It was no surprise that Damian Hinds made no mention of teachers’ workload in his main speech at the Conservative Party conference. It’s the job of the politician to be all things to all people, to say what people want to hear. That’s not necessarily to accuse him of insincerity or even lack of goodwill towards teachers, but it is to recognise his priorities. Therefore, it’s fine to tell heads that he trusts them at their union meeting; he may be sympathetic about workload at a fringe event; but it’s clear that he’s making no promises about the degree of support he will give.
When Damian Hinds admits that he can’t do as much about workload as teachers may expect, he’s echoing his predecessor. Justine Greening also saw the intractability of excessive workload. And there seems to be no real let-up, especially as extra sessions for “revision” and “catch-up” to help cover the “reformed specifications” in some schools are adding as much as three extra hours of teaching a fortnight to the burden; possibly up to 40 hours of additional tuition a year. It turns out that adding content requires more teaching time for assimilation and practice than can be provided in the two years of key stage 4.

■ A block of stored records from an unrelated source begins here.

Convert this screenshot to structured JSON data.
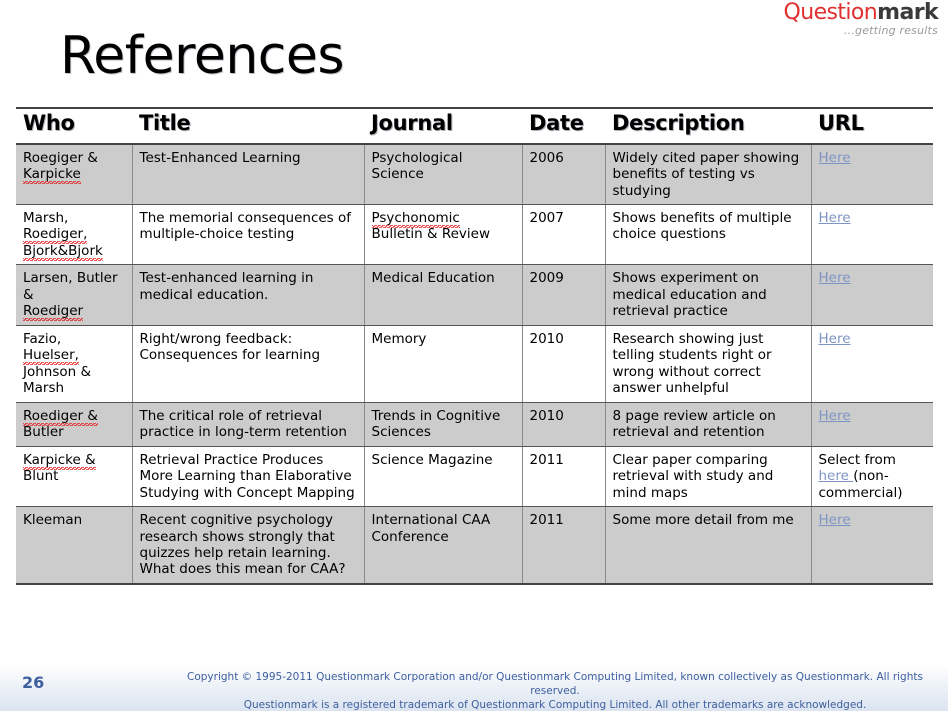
{
  "logo": {
    "brand_part1": "Question",
    "brand_part2": "mark",
    "tagline": "...getting results",
    "color_primary": "#e03030",
    "color_secondary": "#3a3a3a"
  },
  "slide": {
    "title": "References",
    "page_number": "26"
  },
  "table": {
    "headers": {
      "who": "Who",
      "title": "Title",
      "journal": "Journal",
      "date": "Date",
      "description": "Description",
      "url": "URL"
    },
    "rows": [
      {
        "who_plain": "Roegiger &",
        "who_mis1": "Karpicke",
        "title": "Test-Enhanced Learning",
        "journal": "Psychological Science",
        "date": "2006",
        "description": "Widely cited paper showing benefits of testing vs studying",
        "url_label": "Here",
        "shaded": true
      },
      {
        "who_plain": "Marsh,",
        "who_mis1": "Roediger,",
        "who_mis2": "Bjork&Bjork",
        "title": "The memorial consequences of multiple-choice testing",
        "journal_mis": "Psychonomic",
        "journal_rest": "Bulletin & Review",
        "date": "2007",
        "description": "Shows benefits of multiple choice questions",
        "url_label": "Here",
        "shaded": false
      },
      {
        "who_plain": "Larsen, Butler &",
        "who_mis1": "Roediger",
        "title": "Test-enhanced learning in medical education.",
        "journal": "Medical Education",
        "date": "2009",
        "description": "Shows experiment on medical education and retrieval practice",
        "url_label": "Here",
        "shaded": true
      },
      {
        "who_plain": "Fazio,",
        "who_mis1": "Huelser,",
        "who_tail": "Johnson & Marsh",
        "title": "Right/wrong feedback: Consequences for learning",
        "journal": "Memory",
        "date": "2010",
        "description": "Research showing just telling students right or wrong without correct answer unhelpful",
        "url_label": "Here",
        "shaded": false
      },
      {
        "who_mis1": "Roediger &",
        "who_tail": "Butler",
        "title": "The critical role of retrieval practice in long-term retention",
        "journal": "Trends in Cognitive Sciences",
        "date": "2010",
        "description": "8 page review article on retrieval and retention",
        "url_label": "Here ",
        "shaded": true
      },
      {
        "who_mis1": "Karpicke &",
        "who_tail": "Blunt",
        "title": "Retrieval Practice Produces More Learning than Elaborative Studying with Concept Mapping",
        "journal": "Science Magazine",
        "date": "2011",
        "description": "Clear paper comparing retrieval with study and mind maps",
        "url_prefix": "Select from ",
        "url_label": "here ",
        "url_suffix": "(non-commercial)",
        "shaded": false
      },
      {
        "who_plain": "Kleeman",
        "title": "Recent cognitive psychology research shows strongly that quizzes help retain learning. What does this mean for CAA?",
        "journal": "International CAA Conference",
        "date": "2011",
        "description": "Some more detail from me",
        "url_label": "Here",
        "shaded": true
      }
    ]
  },
  "footer": {
    "line1": "Copyright © 1995-2011 Questionmark Corporation and/or Questionmark Computing Limited, known collectively as Questionmark. All rights reserved.",
    "line2": "Questionmark is a registered trademark of Questionmark Computing Limited. All other trademarks are acknowledged."
  }
}
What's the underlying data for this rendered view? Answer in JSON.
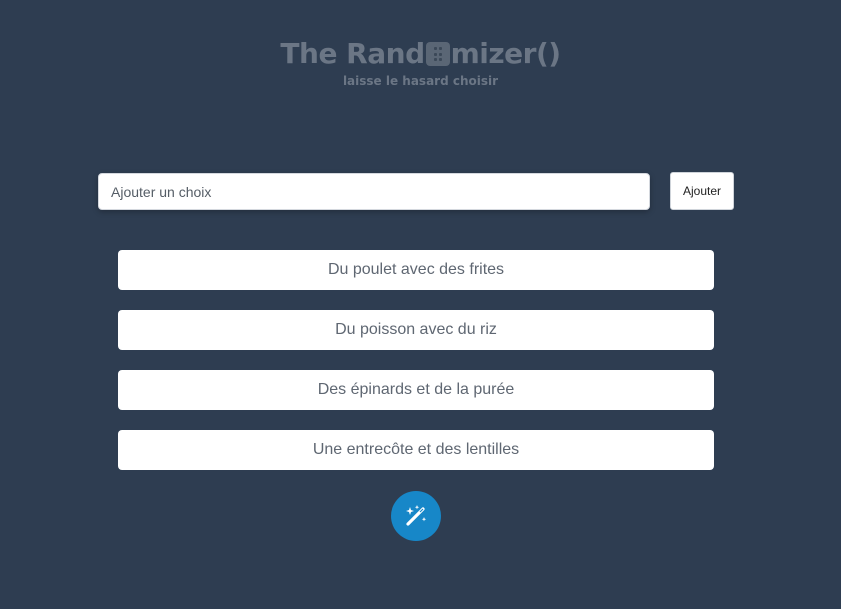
{
  "header": {
    "title_before": "The Rand",
    "title_after": "mizer()",
    "title_icon": "dice-icon",
    "subtitle": "laisse le hasard choisir"
  },
  "form": {
    "placeholder": "Ajouter un choix",
    "value": "",
    "add_label": "Ajouter"
  },
  "choices": [
    "Du poulet avec des frites",
    "Du poisson avec du riz",
    "Des épinards et de la purée",
    "Une entrecôte et des lentilles"
  ],
  "randomize_button": {
    "icon": "magic-wand-icon",
    "color": "#1787c8"
  },
  "colors": {
    "background": "#2e3d51",
    "title": "#6b7685",
    "card": "#ffffff",
    "card_text": "#5f6772"
  }
}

The ongoing research and outreach programme from the Department for Education has many powerful messages about the benefits of redressing the balance of effort between teacher and student. If schools were willing actually to take up the DfE's many strategies, they could dramatically reduce teachers' workload. But has the education secretary the time to allow these initiatives to work in the face of falling recruitment and retention?
Teaching, as a career, needs to compete with other graduate professions which can offer starting salaries as high as £38,000. It’s sobering to realise that £38,000 is also the salary at the top of the teaching scale for classroom teachers with years of experience behind them.
The much-publicised 3.5 per cent pay rise targeted at early and mid-career teachers might have had some impact, were it not for the ongoing dispute about where the funds are going to come from. This rather conservative pay reward might have been acceptable had there been a reduction in working hours to maintain a fair ratio between hours expended and money coming in. So with no more money on the table, can Damian Hinds do anything to take excessive hours off?
Limit the hours in the teachers' contract
Well, as it turns out, there might just be one course of action open to him. If he looks back far enough to the era of Lord Baker, he will see that actually the secretary of state for education can directly intervene in matters of contractual hours and obligations. In 1987 the now infamous time clause came into existence: 1,265 hours of "directed time" across 190 days, with five more days of former holiday spread across the year and requisitioned for Inset.
It isn’t the clear guidelines about hours that have caused most problems, but the open-ended element in the final paragraph outlining the extent of teachers’ obligations. I quote it here in full:
"A teacher shall, in addition to the requirements set out in sub-paragraphs (a) and (b) above, work such additional hours as may be needed to enable him to discharge effectively his professional duties, including, in particular the marking of pupils' work, the writing of reports on pupils and the preparation of lessons, teaching material and teaching programmes. The amount of time required for this purpose beyond the 1,265 hours referred to in subparagraph (b) and the times outside the 1,265 specified hours at which duties shall be performed shall not be defined by the employer but shall depend upon the work needed to discharge the teacher’s duties."
The contract leaves in the hands of the employers unlimited hours. Who decides how much input from the teachers is needed to fulfil the marking, preparation and planning and who decides what form these essential activities should take? The times may not be specified – nor the place where the duties take place – but monitoring and inspection processes, in combination with increased competitive pressures on schools via league tables, have inflated each process.
The DfE-funded research leads to a very welcome debate about pedagogy, but other forms of pressure are needed.
If schools have financial budgetary constraints, then shouldn’t they also have time constraints? The most welcome intervention that Damian Hinds could make would be to place limits on the invisible workload by addressing the unquantified duties. There may be many ways of doing this, perhaps by deciding on a fair ratio of hours spent on preparation, marking, planning and data input to pupils taught or lessons delivered on the timetable. It would be easy then for governors and trusts to monitor workload.
The time spent on extracurricular, event attendance, contact with parents and trip organisation can then be absorbed into the 1,265.
Practically, a change to the 1987 Act would be a desirable outcome that can then provide much-needed clarity and limits. Politically, it would be very difficult for a Conservative secretary of state for education to step in to improve the working conditions as a benevolent architect of change. The over-riding incentive to do so is that none of the shiny conference promises can happen without a stable and well-resourced profession.
Yvonne Williams is a head of English and drama in a secondary school in the south of England and a member of the National Association for the Teaching of English post-16 committee.